*Instructions for the task:* All lines with the word "Home" in the material below are required.
:: Records for the exercise
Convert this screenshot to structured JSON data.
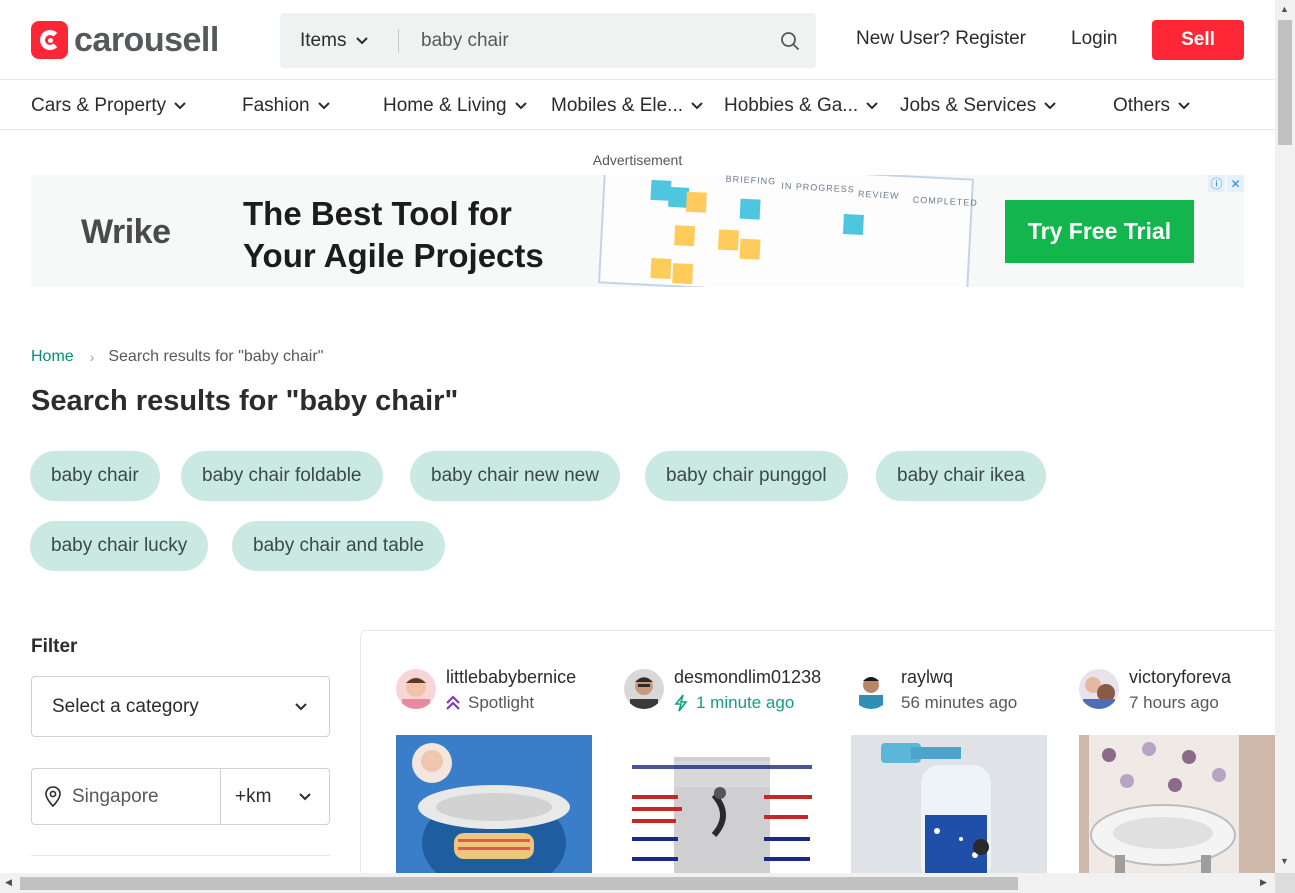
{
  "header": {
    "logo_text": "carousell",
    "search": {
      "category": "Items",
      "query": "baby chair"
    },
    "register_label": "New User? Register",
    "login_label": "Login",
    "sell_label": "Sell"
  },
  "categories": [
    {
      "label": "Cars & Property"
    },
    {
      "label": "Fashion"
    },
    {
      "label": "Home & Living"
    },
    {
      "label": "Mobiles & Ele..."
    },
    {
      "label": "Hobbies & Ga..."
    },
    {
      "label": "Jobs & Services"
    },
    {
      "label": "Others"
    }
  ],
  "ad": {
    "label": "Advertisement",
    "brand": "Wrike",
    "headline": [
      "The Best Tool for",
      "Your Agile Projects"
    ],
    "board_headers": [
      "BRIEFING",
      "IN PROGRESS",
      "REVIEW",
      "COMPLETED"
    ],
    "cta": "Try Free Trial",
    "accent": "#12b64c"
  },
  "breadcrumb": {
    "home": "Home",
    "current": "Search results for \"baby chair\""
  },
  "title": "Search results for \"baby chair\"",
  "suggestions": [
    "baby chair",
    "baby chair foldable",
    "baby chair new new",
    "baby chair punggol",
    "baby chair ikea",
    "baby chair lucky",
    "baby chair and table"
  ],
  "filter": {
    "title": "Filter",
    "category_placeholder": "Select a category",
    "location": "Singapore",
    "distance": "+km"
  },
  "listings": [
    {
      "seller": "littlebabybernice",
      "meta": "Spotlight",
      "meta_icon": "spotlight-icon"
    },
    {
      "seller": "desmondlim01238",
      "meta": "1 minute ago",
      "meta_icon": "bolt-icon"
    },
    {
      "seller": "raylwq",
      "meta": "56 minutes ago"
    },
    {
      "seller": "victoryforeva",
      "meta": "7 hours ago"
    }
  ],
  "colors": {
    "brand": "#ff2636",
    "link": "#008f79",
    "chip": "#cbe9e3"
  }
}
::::
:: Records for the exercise
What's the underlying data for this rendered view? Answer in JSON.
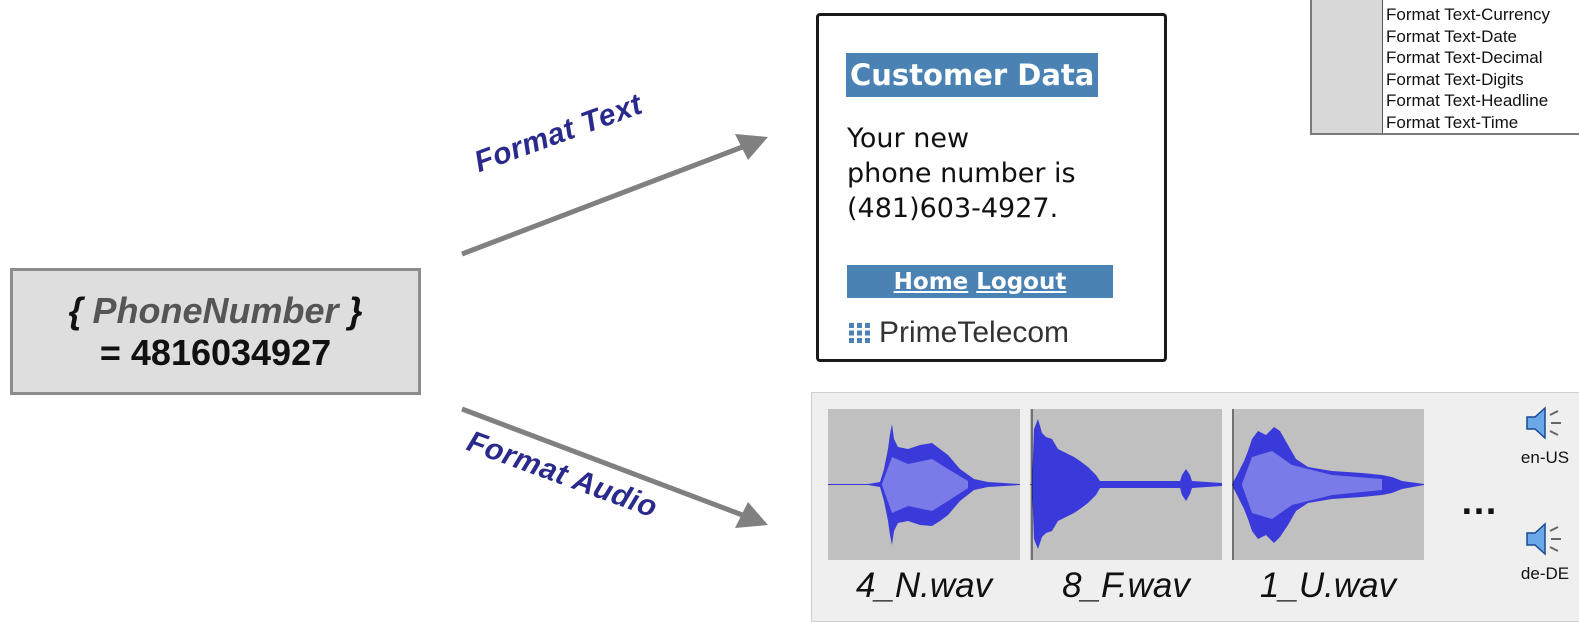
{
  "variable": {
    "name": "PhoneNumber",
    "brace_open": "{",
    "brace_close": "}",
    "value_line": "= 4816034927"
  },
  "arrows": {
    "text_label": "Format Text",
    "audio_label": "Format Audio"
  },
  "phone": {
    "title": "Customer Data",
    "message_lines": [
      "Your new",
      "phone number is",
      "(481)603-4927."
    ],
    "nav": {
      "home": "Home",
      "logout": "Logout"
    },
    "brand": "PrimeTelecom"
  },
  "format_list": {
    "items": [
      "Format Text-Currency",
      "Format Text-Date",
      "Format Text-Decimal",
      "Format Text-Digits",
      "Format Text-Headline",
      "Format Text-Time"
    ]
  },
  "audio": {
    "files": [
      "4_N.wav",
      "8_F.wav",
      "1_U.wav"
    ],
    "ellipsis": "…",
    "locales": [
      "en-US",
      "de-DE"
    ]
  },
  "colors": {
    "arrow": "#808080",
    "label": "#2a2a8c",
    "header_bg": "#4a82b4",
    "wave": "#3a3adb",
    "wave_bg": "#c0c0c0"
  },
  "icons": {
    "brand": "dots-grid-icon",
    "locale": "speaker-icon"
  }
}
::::
*Answer for this exercise:*
      "label": "Home & Living"
    "home": "Home",
      "home": "Home",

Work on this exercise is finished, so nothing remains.